• Exercise brief:
Setting aside any pictures, reproduce the data exactly.

§

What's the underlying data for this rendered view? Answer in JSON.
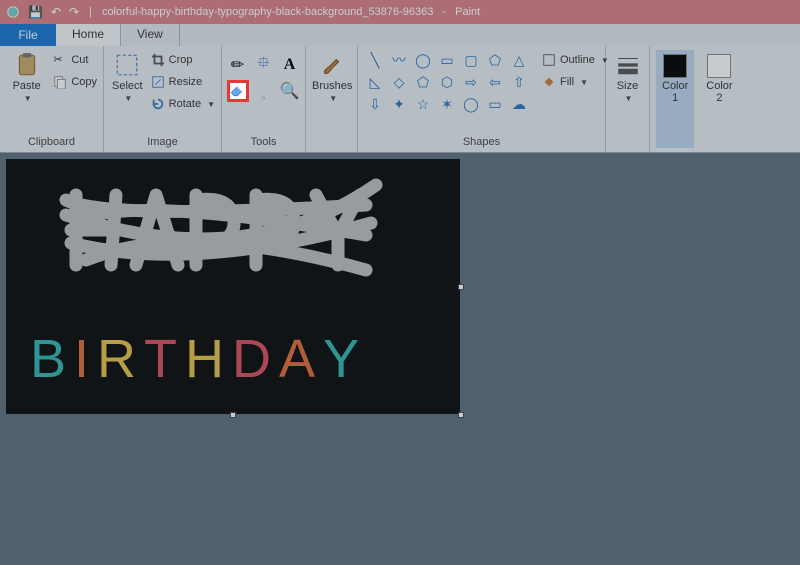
{
  "title": {
    "filename": "colorful-happy-birthday-typography-black-background_53876-96363",
    "app": "Paint"
  },
  "tabs": {
    "file": "File",
    "home": "Home",
    "view": "View"
  },
  "groups": {
    "clipboard": {
      "label": "Clipboard",
      "paste": "Paste",
      "cut": "Cut",
      "copy": "Copy"
    },
    "image": {
      "label": "Image",
      "select": "Select",
      "crop": "Crop",
      "resize": "Resize",
      "rotate": "Rotate"
    },
    "tools": {
      "label": "Tools"
    },
    "brushes": {
      "label": "",
      "brushes": "Brushes"
    },
    "shapes": {
      "label": "Shapes",
      "outline": "Outline",
      "fill": "Fill"
    },
    "size": {
      "label": "",
      "size": "Size"
    },
    "colors": {
      "label": "",
      "color1": "Color\n1",
      "color2": "Color\n2"
    }
  },
  "canvas": {
    "scribble_color": "#bfbfbf",
    "text": "BIRTHDAY"
  },
  "colors": {
    "primary": "#000000",
    "secondary": "#ffffff"
  }
}
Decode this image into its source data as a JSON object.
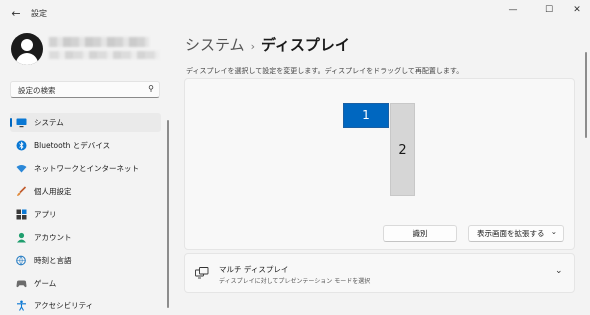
{
  "window": {
    "title": "設定",
    "back_glyph": "←",
    "minimize_glyph": "—",
    "maximize_glyph": "☐",
    "close_glyph": "✕"
  },
  "user": {
    "avatar": "person-icon"
  },
  "search": {
    "placeholder": "設定の検索",
    "icon": "search-icon"
  },
  "sidebar": {
    "items": [
      {
        "label": "システム",
        "icon": "display-icon",
        "selected": true
      },
      {
        "label": "Bluetooth とデバイス",
        "icon": "bluetooth-icon"
      },
      {
        "label": "ネットワークとインターネット",
        "icon": "wifi-icon"
      },
      {
        "label": "個人用設定",
        "icon": "brush-icon"
      },
      {
        "label": "アプリ",
        "icon": "apps-icon"
      },
      {
        "label": "アカウント",
        "icon": "account-icon"
      },
      {
        "label": "時刻と言語",
        "icon": "globe-clock-icon"
      },
      {
        "label": "ゲーム",
        "icon": "gamepad-icon"
      },
      {
        "label": "アクセシビリティ",
        "icon": "accessibility-icon"
      }
    ]
  },
  "breadcrumb": {
    "parent": "システム",
    "separator": "›",
    "current": "ディスプレイ"
  },
  "display_arrangement": {
    "description": "ディスプレイを選択して設定を変更します。ディスプレイをドラッグして再配置します。",
    "monitors": [
      {
        "label": "1",
        "selected": true
      },
      {
        "label": "2",
        "selected": false
      }
    ],
    "identify_label": "識別",
    "mode_dropdown": {
      "value": "表示画面を拡張する",
      "chevron": "⌄"
    }
  },
  "multi_display": {
    "title": "マルチ ディスプレイ",
    "subtitle": "ディスプレイに対してプレゼンテーション モードを選択",
    "chevron": "⌄",
    "icon": "multi-monitor-icon"
  },
  "colors": {
    "accent": "#0067c0",
    "background": "#f3f3f3",
    "card": "#f8f8f8"
  }
}
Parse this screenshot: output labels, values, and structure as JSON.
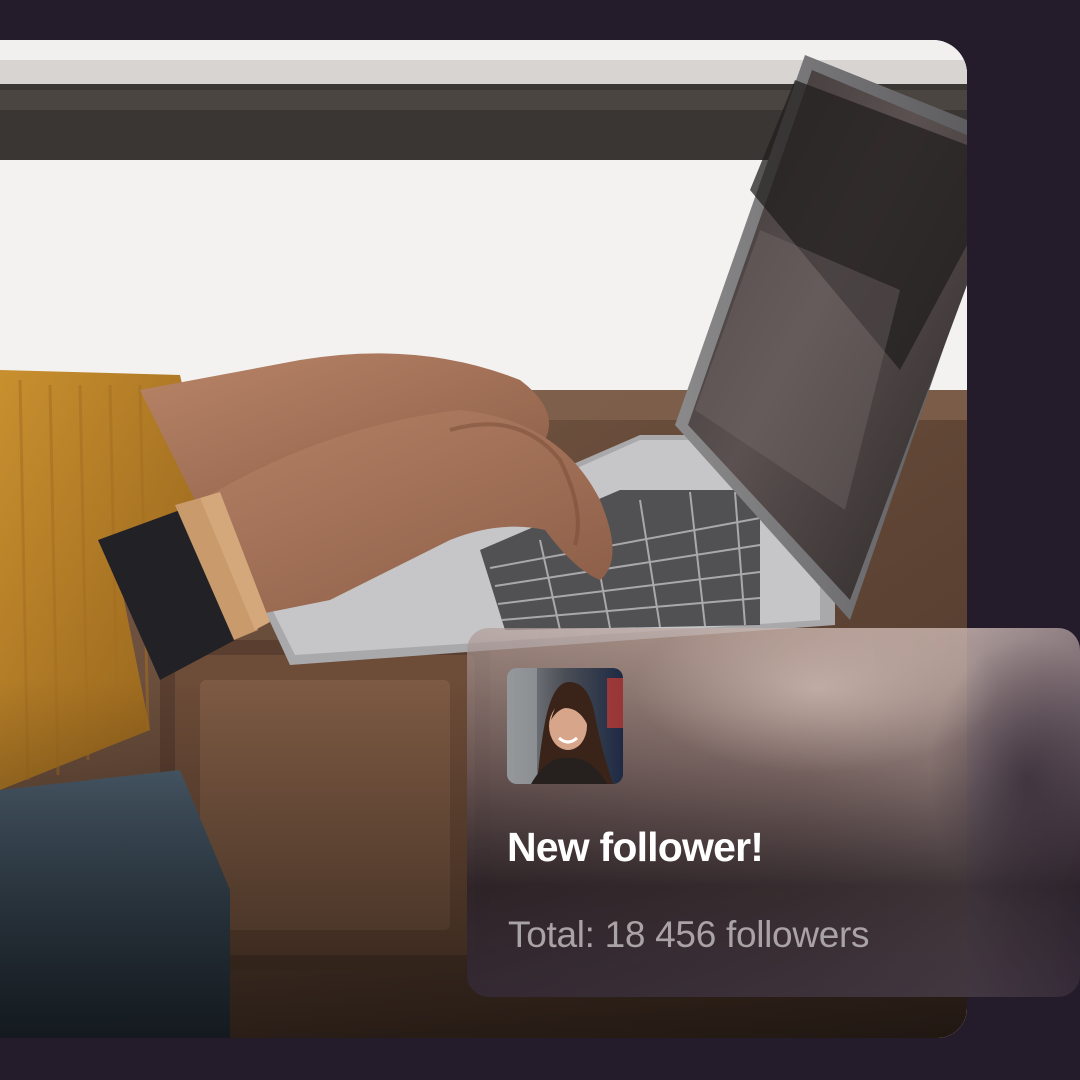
{
  "page": {
    "background_color": "#241b2b"
  },
  "photo": {
    "subject_icon": "laptop-typing-photo-icon"
  },
  "notification": {
    "title": "New follower!",
    "subtitle": "Total: 18 456 followers",
    "avatar_icon": "follower-avatar-icon",
    "title_color": "#ffffff",
    "subtitle_color": "#a9a3a6"
  }
}
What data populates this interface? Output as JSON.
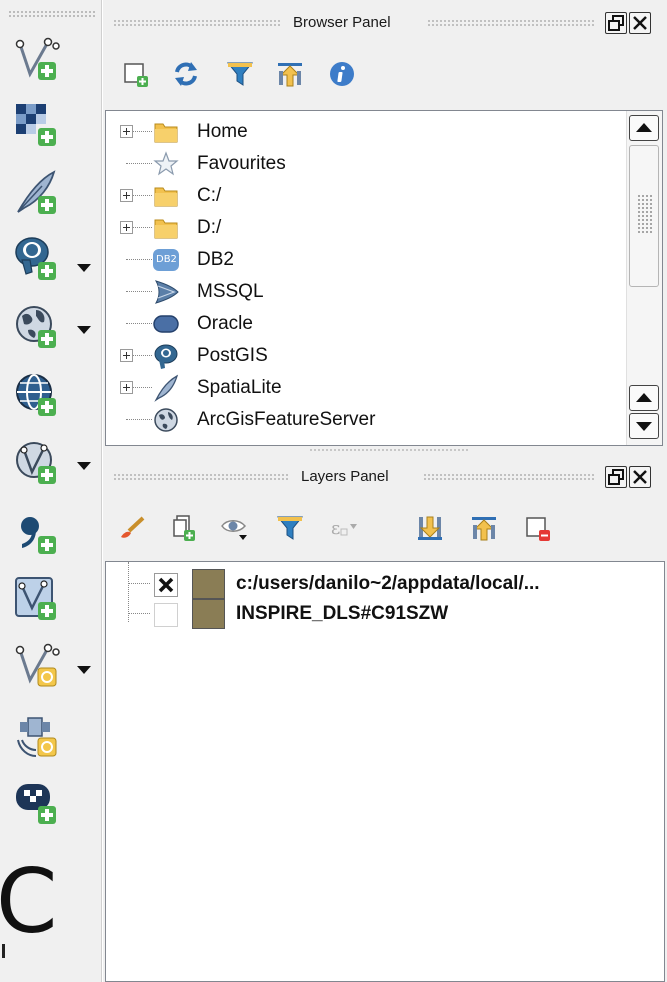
{
  "browser_panel": {
    "title": "Browser Panel",
    "toolbar": [
      {
        "name": "add-selected-layers-icon"
      },
      {
        "name": "refresh-icon"
      },
      {
        "name": "filter-icon"
      },
      {
        "name": "collapse-all-icon"
      },
      {
        "name": "info-icon"
      }
    ],
    "items": [
      {
        "label": "Home",
        "icon": "folder-icon",
        "expandable": true
      },
      {
        "label": "Favourites",
        "icon": "star-icon",
        "expandable": false
      },
      {
        "label": "C:/",
        "icon": "folder-icon",
        "expandable": true
      },
      {
        "label": "D:/",
        "icon": "folder-icon",
        "expandable": true
      },
      {
        "label": "DB2",
        "icon": "db2-icon",
        "expandable": false,
        "icon_text": "DB2"
      },
      {
        "label": "MSSQL",
        "icon": "mssql-icon",
        "expandable": false
      },
      {
        "label": "Oracle",
        "icon": "oracle-icon",
        "expandable": false
      },
      {
        "label": "PostGIS",
        "icon": "postgis-icon",
        "expandable": true
      },
      {
        "label": "SpatiaLite",
        "icon": "spatialite-icon",
        "expandable": true
      },
      {
        "label": "ArcGisFeatureServer",
        "icon": "arcgis-globe-icon",
        "expandable": false
      }
    ]
  },
  "layers_panel": {
    "title": "Layers Panel",
    "toolbar": [
      {
        "name": "style-brush-icon"
      },
      {
        "name": "add-group-icon"
      },
      {
        "name": "visibility-eye-icon"
      },
      {
        "name": "filter-legend-icon"
      },
      {
        "name": "expression-filter-icon"
      },
      {
        "name": "expand-all-icon"
      },
      {
        "name": "collapse-all-icon"
      },
      {
        "name": "remove-layer-icon"
      }
    ],
    "layers": [
      {
        "name": "c:/users/danilo~2/appdata/local/...",
        "checked": true,
        "swatch_color": "#8a7d55"
      },
      {
        "name": "INSPIRE_DLS#C91SZW",
        "checked": false,
        "swatch_color": "#8a7d55"
      }
    ]
  },
  "left_toolbar": {
    "tools": [
      {
        "name": "add-vector-layer-icon",
        "has_dropdown": false
      },
      {
        "name": "add-raster-layer-icon",
        "has_dropdown": false
      },
      {
        "name": "add-delimited-text-layer-icon",
        "has_dropdown": false
      },
      {
        "name": "add-postgis-layer-icon",
        "has_dropdown": true
      },
      {
        "name": "add-wms-layer-icon",
        "has_dropdown": true
      },
      {
        "name": "add-wcs-layer-icon",
        "has_dropdown": false
      },
      {
        "name": "add-wfs-layer-icon",
        "has_dropdown": true
      },
      {
        "name": "add-spatialite-layer-icon",
        "has_dropdown": false
      },
      {
        "name": "add-virtual-layer-icon",
        "has_dropdown": false
      },
      {
        "name": "new-shapefile-layer-icon",
        "has_dropdown": true
      },
      {
        "name": "new-gps-layer-icon",
        "has_dropdown": false
      },
      {
        "name": "add-oracle-layer-icon",
        "has_dropdown": false
      }
    ]
  },
  "colors": {
    "panel_bg": "#f0f0f0",
    "green_plus": "#4caf50",
    "folder_yellow": "#f2c14e",
    "swatch": "#8a7d55"
  }
}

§

• Response:
What's the underlying data for this rendered view? Answer in JSON.
{
  "title": {
    "filename": "colorful-happy-birthday-typography-black-background_53876-96363",
    "app": "Paint"
  },
  "tabs": {
    "file": "File",
    "home": "Home",
    "view": "View"
  },
  "groups": {
    "clipboard": {
      "label": "Clipboard",
      "paste": "Paste",
      "cut": "Cut",
      "copy": "Copy"
    },
    "image": {
      "label": "Image",
      "select": "Select",
      "crop": "Crop",
      "resize": "Resize",
      "rotate": "Rotate"
    },
    "tools": {
      "label": "Tools"
    },
    "brushes": {
      "label": "",
      "brushes": "Brushes"
    },
    "shapes": {
      "label": "Shapes",
      "outline": "Outline",
      "fill": "Fill"
    },
    "size": {
      "label": "",
      "size": "Size"
    },
    "colors": {
      "label": "",
      "color1": "Color\n1",
      "color2": "Color\n2"
    }
  },
  "canvas": {
    "scribble_color": "#bfbfbf",
    "text": "BIRTHDAY"
  },
  "colors": {
    "primary": "#000000",
    "secondary": "#ffffff"
  }
}
Decode this image into its source data as a JSON object.
{
  "window": {
    "title": "設定",
    "back_glyph": "←",
    "minimize_glyph": "—",
    "maximize_glyph": "☐",
    "close_glyph": "✕"
  },
  "user": {
    "avatar": "person-icon"
  },
  "search": {
    "placeholder": "設定の検索",
    "icon": "search-icon"
  },
  "sidebar": {
    "items": [
      {
        "label": "システム",
        "icon": "display-icon",
        "selected": true
      },
      {
        "label": "Bluetooth とデバイス",
        "icon": "bluetooth-icon"
      },
      {
        "label": "ネットワークとインターネット",
        "icon": "wifi-icon"
      },
      {
        "label": "個人用設定",
        "icon": "brush-icon"
      },
      {
        "label": "アプリ",
        "icon": "apps-icon"
      },
      {
        "label": "アカウント",
        "icon": "account-icon"
      },
      {
        "label": "時刻と言語",
        "icon": "globe-clock-icon"
      },
      {
        "label": "ゲーム",
        "icon": "gamepad-icon"
      },
      {
        "label": "アクセシビリティ",
        "icon": "accessibility-icon"
      }
    ]
  },
  "breadcrumb": {
    "parent": "システム",
    "separator": "›",
    "current": "ディスプレイ"
  },
  "display_arrangement": {
    "description": "ディスプレイを選択して設定を変更します。ディスプレイをドラッグして再配置します。",
    "monitors": [
      {
        "label": "1",
        "selected": true
      },
      {
        "label": "2",
        "selected": false
      }
    ],
    "identify_label": "識別",
    "mode_dropdown": {
      "value": "表示画面を拡張する",
      "chevron": "⌄"
    }
  },
  "multi_display": {
    "title": "マルチ ディスプレイ",
    "subtitle": "ディスプレイに対してプレゼンテーション モードを選択",
    "chevron": "⌄",
    "icon": "multi-monitor-icon"
  },
  "colors": {
    "accent": "#0067c0",
    "background": "#f3f3f3",
    "card": "#f8f8f8"
  }
}
Parse this screenshot: output labels, values, and structure as JSON.
{
  "page": {
    "background_color": "#241b2b"
  },
  "photo": {
    "subject_icon": "laptop-typing-photo-icon"
  },
  "notification": {
    "title": "New follower!",
    "subtitle": "Total: 18 456 followers",
    "avatar_icon": "follower-avatar-icon",
    "title_color": "#ffffff",
    "subtitle_color": "#a9a3a6"
  }
}
What data populates this interface? Output as JSON.
{
  "browser_panel": {
    "title": "Browser Panel",
    "toolbar": [
      {
        "name": "add-selected-layers-icon"
      },
      {
        "name": "refresh-icon"
      },
      {
        "name": "filter-icon"
      },
      {
        "name": "collapse-all-icon"
      },
      {
        "name": "info-icon"
      }
    ],
    "items": [
      {
        "label": "Home",
        "icon": "folder-icon",
        "expandable": true
      },
      {
        "label": "Favourites",
        "icon": "star-icon",
        "expandable": false
      },
      {
        "label": "C:/",
        "icon": "folder-icon",
        "expandable": true
      },
      {
        "label": "D:/",
        "icon": "folder-icon",
        "expandable": true
      },
      {
        "label": "DB2",
        "icon": "db2-icon",
        "expandable": false,
        "icon_text": "DB2"
      },
      {
        "label": "MSSQL",
        "icon": "mssql-icon",
        "expandable": false
      },
      {
        "label": "Oracle",
        "icon": "oracle-icon",
        "expandable": false
      },
      {
        "label": "PostGIS",
        "icon": "postgis-icon",
        "expandable": true
      },
      {
        "label": "SpatiaLite",
        "icon": "spatialite-icon",
        "expandable": true
      },
      {
        "label": "ArcGisFeatureServer",
        "icon": "arcgis-globe-icon",
        "expandable": false
      }
    ]
  },
  "layers_panel": {
    "title": "Layers Panel",
    "toolbar": [
      {
        "name": "style-brush-icon"
      },
      {
        "name": "add-group-icon"
      },
      {
        "name": "visibility-eye-icon"
      },
      {
        "name": "filter-legend-icon"
      },
      {
        "name": "expression-filter-icon"
      },
      {
        "name": "expand-all-icon"
      },
      {
        "name": "collapse-all-icon"
      },
      {
        "name": "remove-layer-icon"
      }
    ],
    "layers": [
      {
        "name": "c:/users/danilo~2/appdata/local/...",
        "checked": true,
        "swatch_color": "#8a7d55"
      },
      {
        "name": "INSPIRE_DLS#C91SZW",
        "checked": false,
        "swatch_color": "#8a7d55"
      }
    ]
  },
  "left_toolbar": {
    "tools": [
      {
        "name": "add-vector-layer-icon",
        "has_dropdown": false
      },
      {
        "name": "add-raster-layer-icon",
        "has_dropdown": false
      },
      {
        "name": "add-delimited-text-layer-icon",
        "has_dropdown": false
      },
      {
        "name": "add-postgis-layer-icon",
        "has_dropdown": true
      },
      {
        "name": "add-wms-layer-icon",
        "has_dropdown": true
      },
      {
        "name": "add-wcs-layer-icon",
        "has_dropdown": false
      },
      {
        "name": "add-wfs-layer-icon",
        "has_dropdown": true
      },
      {
        "name": "add-spatialite-layer-icon",
        "has_dropdown": false
      },
      {
        "name": "add-virtual-layer-icon",
        "has_dropdown": false
      },
      {
        "name": "new-shapefile-layer-icon",
        "has_dropdown": true
      },
      {
        "name": "new-gps-layer-icon",
        "has_dropdown": false
      },
      {
        "name": "add-oracle-layer-icon",
        "has_dropdown": false
      }
    ]
  },
  "colors": {
    "panel_bg": "#f0f0f0",
    "green_plus": "#4caf50",
    "folder_yellow": "#f2c14e",
    "swatch": "#8a7d55"
  }
}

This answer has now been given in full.